A gunman wearing a gas mask, helmet and full body armor opened fire early Friday in a crowded suburban Denver theater at the opening of the Batman movie The Dark Knight Rises, killing 12 people and injuring 58 others.
Federal law enforcement officials identified the suspect as James Holmes, 24, who lives about 4 miles away from the theater in Aurora. He is in custody.
Aurora Police Chief Dan Oates said at an evening news conference that 58 are injured in addition to the 12 dead. He said all 10 bodies in the theater have been removed.
No one expects these events to happen, just as people didn't expect John Lee Malvo and John Allen Muhammad's deadly sniping spree, or Timothy McVeigh's massacre via fertilizer bomb.
Folks, this is what terrorism looks and feels like, and it doesn't always have to come at the hands of someone with a noticeably swarthy appearance and a book full of calligraphic scribbles:
Moviegoers spoke of their terror when the violence erupted and people around them fell victim.
Benjamin Fernandez, 30, told the Post he heard a series of explosions. He said people ran from the theater and there were gunshots as police shouted, "Get down!"
Fernandez said he saw people falling, including one young girl.

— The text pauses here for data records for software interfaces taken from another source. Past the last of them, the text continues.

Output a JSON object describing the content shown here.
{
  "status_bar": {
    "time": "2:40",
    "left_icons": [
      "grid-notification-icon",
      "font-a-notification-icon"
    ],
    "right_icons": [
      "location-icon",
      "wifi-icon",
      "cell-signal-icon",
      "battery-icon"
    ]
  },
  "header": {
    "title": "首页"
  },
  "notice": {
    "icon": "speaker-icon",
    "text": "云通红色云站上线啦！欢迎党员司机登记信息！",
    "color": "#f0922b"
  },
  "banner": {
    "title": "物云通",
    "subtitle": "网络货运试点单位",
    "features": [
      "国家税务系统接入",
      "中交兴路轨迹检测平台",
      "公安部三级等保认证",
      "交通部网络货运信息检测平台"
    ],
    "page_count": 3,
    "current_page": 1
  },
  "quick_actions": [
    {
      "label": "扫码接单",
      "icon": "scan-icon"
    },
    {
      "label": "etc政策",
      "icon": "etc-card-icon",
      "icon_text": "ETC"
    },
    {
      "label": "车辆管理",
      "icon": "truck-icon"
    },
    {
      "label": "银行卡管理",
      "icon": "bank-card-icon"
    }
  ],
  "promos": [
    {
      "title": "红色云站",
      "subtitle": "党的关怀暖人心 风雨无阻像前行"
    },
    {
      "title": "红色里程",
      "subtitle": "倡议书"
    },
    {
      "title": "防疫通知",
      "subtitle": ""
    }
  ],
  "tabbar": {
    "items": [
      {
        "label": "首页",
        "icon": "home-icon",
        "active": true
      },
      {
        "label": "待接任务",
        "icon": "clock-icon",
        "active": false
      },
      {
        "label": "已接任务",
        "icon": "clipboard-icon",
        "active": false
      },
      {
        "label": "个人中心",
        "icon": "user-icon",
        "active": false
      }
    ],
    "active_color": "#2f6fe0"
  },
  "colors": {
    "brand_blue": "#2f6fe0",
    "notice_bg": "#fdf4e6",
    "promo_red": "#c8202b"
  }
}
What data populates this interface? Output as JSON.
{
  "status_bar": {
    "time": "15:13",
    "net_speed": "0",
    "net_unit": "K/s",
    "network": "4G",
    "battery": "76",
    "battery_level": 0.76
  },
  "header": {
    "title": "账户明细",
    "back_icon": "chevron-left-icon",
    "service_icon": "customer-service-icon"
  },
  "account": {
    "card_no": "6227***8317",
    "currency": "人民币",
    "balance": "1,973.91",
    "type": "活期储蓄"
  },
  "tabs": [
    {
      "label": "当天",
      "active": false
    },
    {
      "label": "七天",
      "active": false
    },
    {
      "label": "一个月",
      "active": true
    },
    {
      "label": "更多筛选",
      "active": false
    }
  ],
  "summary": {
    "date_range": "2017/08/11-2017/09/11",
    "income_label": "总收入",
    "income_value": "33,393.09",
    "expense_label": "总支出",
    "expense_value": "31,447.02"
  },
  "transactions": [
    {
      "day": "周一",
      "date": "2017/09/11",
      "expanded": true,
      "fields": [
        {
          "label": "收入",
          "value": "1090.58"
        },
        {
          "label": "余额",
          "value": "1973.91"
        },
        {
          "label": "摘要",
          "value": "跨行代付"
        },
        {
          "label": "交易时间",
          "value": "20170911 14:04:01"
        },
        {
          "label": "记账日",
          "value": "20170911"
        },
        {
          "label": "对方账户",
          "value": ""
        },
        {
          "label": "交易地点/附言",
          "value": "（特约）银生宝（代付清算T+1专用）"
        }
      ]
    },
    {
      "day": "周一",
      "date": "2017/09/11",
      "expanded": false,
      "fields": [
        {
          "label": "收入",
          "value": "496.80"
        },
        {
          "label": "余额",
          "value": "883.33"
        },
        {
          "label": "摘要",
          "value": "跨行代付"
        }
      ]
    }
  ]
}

Jordan told the paper one girl was struck in the cheek, others in the stomach, including a girl who looked to be around 9 years old.
Jordan said it sounded like firecrackers until someone ran into Theater 8 yelling, "They're shooting out here!"
Hayden Miller told KUSA-TV that he heard several shots.
"Like little explosions going on and shortly after that, we heard people screaming," he told the station.
Hayden said at first he thought it was part of a louder movie next door. Then he saw "people hunched over, leaving the theater."
Some people in the audience thought the thick smoke and gunfire was a special effect accompanying the movie, police and witnesses said.
"We just heard a pop, pop, pop, pop," Quentin Caldwell, who was attending the Batman showing in an adjacent theater, told CNN.
Ryan Ruden of Pleasant Hill thought the movie theater was providing special effects when he started to hear firecrackers during the movie. Seconds later Ruden's friend, Gage Hankins, 18, of Ohio, yelled out and blood was running from his arm.
Ruden was in the adjacent Theater 8 with his sister Haley, 19, and his brother Pete, 14.
"We didn't think anything of it — we just thought he was bleeding," said Ruden, 22, who was attending a conference with the others. "(When we got out) everyone was freaking out and saying somebody had a gun. It seems unreal."
Ruden grabbed Pete and said he shielded him with his body. The theater was smoky and chaotic, but they were able to leave out the main exits.
Once outside they found an ambulance for Hankins, who had surgery on his arm.
This is the fucked up part. Moviegoers assumed the noises they heard were just a part of the experience -- it was The Dark Knight Rises, after all -- until they saw others yelling, running, slumped over, dead. One moviegoer survived a mall shooting in Canada, only to get killed in this one.
Meanwhile, some people can't bring themselves to let a good tragedy go to waste. Breitbart's minions gleefully intimated the shooter's affiliation with the Democrat party, yet blanched when others began intimating possible links to the Tea Party. Nevertheless, the die was cast and now plenty of loyal Breitbart followers and fellow conservatives have a fix for their anti-Democrat jones.
For those who think gun control would have prevented this, it wouldn't have. There are simply too many ways a determined person can kill en masse.
A family member of mine mentioned the death penalty as a deterrent. That won't work, either. The mindset of James Holmes and others is such that the prospect of death will never be a deterrent. In fact, many would welcome the prospect of death with open arms.
The only thing that could have remotely helped to prevent this and other similar tragedies is a renewed focus on delivering proper and effective mental health care, something that hasn't been a big priority for this country for the past few decades. And even then, that might not be enough.
My heart goes out to the victims and their families. They need all the time they can get to process this terrible event and most importantly, to grieve.